What the task requires = Provide only the number of lines in the following data that contain "structured".

The records =
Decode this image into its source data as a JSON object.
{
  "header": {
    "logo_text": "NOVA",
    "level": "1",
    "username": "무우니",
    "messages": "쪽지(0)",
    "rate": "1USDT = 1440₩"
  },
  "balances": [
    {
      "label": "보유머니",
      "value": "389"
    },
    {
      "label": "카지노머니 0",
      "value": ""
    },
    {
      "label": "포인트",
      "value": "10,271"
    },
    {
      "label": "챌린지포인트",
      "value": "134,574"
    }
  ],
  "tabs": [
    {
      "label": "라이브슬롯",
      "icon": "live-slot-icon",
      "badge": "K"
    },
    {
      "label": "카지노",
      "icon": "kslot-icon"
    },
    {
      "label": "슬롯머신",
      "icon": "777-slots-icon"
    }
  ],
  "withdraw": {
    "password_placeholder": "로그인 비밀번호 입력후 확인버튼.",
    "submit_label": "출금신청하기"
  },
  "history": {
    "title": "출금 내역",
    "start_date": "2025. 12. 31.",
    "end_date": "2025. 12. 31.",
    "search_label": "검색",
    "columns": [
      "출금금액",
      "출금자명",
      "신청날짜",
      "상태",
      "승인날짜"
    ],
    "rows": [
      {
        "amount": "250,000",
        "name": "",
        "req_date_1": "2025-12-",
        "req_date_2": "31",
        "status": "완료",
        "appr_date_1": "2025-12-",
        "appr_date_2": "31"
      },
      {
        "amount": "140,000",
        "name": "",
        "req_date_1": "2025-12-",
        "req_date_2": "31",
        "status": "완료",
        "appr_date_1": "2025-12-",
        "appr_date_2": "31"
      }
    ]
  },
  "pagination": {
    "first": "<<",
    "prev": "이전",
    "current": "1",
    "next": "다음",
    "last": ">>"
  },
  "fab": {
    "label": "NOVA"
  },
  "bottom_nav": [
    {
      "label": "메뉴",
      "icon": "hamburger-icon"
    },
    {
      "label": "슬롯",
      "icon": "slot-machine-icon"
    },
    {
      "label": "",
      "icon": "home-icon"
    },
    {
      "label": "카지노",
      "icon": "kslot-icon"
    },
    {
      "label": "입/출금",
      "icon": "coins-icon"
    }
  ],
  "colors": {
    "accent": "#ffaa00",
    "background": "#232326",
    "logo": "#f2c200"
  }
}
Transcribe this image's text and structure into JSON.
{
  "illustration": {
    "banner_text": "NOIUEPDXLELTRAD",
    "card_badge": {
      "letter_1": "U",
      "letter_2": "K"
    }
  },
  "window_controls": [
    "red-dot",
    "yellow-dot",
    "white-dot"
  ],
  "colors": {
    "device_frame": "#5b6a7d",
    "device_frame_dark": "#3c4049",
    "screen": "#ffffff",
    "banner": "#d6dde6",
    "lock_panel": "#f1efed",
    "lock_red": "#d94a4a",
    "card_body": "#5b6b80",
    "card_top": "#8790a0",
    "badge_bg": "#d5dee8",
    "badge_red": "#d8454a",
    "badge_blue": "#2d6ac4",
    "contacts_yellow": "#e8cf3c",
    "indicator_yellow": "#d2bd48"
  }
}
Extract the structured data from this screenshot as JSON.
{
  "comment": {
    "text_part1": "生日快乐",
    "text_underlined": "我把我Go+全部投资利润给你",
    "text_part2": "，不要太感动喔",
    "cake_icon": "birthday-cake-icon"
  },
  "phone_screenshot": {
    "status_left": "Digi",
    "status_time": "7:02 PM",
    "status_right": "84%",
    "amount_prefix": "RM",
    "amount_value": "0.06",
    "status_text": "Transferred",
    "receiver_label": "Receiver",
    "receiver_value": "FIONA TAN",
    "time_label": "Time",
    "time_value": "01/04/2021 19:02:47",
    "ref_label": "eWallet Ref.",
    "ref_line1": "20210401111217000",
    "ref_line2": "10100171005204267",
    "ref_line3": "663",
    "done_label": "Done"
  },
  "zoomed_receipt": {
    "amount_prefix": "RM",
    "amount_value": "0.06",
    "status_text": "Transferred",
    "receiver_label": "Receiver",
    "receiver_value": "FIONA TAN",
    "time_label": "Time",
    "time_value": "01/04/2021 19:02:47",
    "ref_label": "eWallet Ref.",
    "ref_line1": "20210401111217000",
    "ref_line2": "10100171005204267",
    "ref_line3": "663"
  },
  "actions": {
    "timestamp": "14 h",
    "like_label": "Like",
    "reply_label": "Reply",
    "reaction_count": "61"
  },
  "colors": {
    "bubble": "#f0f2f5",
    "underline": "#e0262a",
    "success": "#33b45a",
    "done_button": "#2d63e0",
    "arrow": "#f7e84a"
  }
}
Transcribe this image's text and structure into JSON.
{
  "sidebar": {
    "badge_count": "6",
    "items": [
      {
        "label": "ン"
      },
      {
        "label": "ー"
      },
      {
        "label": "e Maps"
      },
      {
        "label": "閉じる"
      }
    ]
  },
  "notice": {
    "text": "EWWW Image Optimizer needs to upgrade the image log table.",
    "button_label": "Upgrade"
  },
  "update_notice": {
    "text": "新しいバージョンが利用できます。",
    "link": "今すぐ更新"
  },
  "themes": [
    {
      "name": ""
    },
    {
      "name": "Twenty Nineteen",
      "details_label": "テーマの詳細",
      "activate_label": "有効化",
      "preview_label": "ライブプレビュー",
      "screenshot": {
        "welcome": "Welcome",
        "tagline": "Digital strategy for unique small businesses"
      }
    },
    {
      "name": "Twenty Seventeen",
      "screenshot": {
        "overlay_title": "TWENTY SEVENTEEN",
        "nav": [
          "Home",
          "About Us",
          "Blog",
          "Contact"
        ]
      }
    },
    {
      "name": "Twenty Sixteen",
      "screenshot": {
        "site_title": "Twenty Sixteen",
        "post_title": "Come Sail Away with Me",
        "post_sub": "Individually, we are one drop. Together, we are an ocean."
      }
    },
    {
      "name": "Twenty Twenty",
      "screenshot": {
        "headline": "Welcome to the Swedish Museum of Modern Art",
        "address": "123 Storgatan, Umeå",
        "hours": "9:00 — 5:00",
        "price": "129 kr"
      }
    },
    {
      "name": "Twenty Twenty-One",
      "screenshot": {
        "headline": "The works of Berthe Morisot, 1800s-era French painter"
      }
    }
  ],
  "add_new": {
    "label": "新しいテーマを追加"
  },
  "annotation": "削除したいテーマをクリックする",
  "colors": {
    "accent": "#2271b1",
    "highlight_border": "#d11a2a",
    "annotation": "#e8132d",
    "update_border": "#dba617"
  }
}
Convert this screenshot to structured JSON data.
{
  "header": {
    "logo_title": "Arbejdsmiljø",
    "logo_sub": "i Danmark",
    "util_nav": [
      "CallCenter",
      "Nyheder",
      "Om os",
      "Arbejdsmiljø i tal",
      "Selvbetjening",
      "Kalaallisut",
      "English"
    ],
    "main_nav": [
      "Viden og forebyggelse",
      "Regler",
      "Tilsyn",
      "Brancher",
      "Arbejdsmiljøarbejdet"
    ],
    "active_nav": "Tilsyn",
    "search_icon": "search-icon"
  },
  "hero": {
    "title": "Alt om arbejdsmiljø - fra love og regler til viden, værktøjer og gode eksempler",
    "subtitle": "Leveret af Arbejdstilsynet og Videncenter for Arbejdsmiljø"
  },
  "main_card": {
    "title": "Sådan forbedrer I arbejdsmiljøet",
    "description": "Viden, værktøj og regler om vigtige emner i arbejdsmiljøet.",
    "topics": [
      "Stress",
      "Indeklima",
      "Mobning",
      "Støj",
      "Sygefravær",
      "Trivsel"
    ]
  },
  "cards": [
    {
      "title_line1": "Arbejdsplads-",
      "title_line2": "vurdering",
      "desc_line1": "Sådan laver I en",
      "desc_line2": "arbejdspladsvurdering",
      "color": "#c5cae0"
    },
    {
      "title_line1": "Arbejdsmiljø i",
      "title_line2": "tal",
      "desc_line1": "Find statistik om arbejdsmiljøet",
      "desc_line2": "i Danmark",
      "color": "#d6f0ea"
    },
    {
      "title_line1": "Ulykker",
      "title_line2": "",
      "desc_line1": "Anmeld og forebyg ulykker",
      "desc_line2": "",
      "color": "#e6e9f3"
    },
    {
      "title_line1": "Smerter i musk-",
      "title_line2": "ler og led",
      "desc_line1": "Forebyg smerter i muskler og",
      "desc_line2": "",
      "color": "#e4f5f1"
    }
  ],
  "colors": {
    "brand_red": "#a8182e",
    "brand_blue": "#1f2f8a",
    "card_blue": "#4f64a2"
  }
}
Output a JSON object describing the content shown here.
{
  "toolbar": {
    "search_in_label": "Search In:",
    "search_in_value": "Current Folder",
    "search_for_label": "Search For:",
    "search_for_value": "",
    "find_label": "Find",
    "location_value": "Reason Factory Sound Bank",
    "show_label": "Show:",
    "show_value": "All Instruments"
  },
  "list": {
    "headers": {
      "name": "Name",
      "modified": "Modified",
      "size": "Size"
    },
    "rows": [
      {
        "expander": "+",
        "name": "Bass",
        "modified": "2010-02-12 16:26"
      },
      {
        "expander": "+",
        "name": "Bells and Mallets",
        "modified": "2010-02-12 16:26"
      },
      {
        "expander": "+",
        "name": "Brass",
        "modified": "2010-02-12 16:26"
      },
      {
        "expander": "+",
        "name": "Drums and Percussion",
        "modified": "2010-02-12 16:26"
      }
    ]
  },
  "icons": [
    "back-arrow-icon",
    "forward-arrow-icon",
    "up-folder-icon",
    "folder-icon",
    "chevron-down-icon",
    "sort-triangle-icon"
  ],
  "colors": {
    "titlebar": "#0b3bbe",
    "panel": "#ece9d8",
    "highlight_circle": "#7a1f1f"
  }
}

Exercise response = 2